Rilya's mother, Gloria Wilson, lives in East Cleveland. Rilya was taken away from Gloria because she had developed a substance-abuse problem.

Geralyn Graham has at least 33 aliases and a long history of criminal and civil court cases, according to court records. In reams of documents, lawyers question whether Graham is a con artist or severely mentally impaired. A judge said both might be true.

FDLE Commissioner Tim Moore said there was still no information on what happened to Rilya or whether she is alive.

"I'm an eternal optimist," he said. "We hope for a successful, happy ending but facts and statistics are not on our side."

He said the reward for information leading to Rilya's recovery was raised Wednesday from $75,000 to $100,000.

The case resulted in the resignation of top child welfare administrators at the Department of Children & Families, including Secretary Kathleen Kearney.

A blue-ribbon committee blamed Rilya's disappearance on deception by two low-level workers and her caregivers, but it recommended 21 short-term priorities and nine long-term objectives for an agency "engulfed in scandal."

And it turned out that Rilya's disappearance while under DCF supervision wasn't an isolated case.

In July, the agency acknowledged losing track of 532 children in its care and suffered more embarrassment when a newspaper found 22 of them by checking public records and doing a little legwork.

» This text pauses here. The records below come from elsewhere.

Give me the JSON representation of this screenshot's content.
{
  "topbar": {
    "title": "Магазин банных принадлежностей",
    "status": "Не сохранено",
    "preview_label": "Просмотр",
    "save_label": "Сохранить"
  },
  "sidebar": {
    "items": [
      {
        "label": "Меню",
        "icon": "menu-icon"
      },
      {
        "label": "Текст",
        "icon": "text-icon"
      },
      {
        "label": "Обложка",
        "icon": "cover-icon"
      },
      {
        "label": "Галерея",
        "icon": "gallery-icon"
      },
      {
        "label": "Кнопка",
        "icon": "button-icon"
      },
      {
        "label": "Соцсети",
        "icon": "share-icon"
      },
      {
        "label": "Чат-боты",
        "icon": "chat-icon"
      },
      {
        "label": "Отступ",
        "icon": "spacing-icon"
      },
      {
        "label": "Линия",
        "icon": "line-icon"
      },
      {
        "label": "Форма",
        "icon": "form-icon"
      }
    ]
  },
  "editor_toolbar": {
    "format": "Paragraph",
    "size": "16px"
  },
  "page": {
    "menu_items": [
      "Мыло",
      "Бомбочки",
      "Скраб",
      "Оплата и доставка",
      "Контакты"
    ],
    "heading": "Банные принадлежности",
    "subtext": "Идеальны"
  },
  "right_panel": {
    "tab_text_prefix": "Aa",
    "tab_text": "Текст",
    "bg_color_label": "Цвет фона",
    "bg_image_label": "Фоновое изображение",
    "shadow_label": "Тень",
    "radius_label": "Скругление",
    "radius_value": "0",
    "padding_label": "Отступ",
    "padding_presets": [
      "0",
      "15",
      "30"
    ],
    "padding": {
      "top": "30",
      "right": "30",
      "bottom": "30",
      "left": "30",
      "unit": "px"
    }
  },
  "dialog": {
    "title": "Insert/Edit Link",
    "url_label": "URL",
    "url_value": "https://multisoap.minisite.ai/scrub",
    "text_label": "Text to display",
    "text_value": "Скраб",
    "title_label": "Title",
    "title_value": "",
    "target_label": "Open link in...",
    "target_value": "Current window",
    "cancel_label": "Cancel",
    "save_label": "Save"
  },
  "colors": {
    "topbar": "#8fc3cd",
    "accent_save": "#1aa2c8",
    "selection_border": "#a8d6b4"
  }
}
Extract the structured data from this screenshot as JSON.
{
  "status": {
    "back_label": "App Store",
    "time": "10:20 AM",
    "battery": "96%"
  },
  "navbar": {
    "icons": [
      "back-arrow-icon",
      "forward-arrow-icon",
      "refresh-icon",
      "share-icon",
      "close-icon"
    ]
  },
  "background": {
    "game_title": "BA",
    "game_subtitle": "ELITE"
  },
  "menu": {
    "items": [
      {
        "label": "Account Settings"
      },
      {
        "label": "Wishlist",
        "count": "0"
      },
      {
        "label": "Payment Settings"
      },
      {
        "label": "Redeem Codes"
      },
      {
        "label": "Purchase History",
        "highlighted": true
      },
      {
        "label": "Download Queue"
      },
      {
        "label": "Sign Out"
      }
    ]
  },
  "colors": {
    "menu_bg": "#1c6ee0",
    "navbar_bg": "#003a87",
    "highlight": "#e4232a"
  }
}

(Copyright 2002 by The Associated Press. All Rights Reserved.)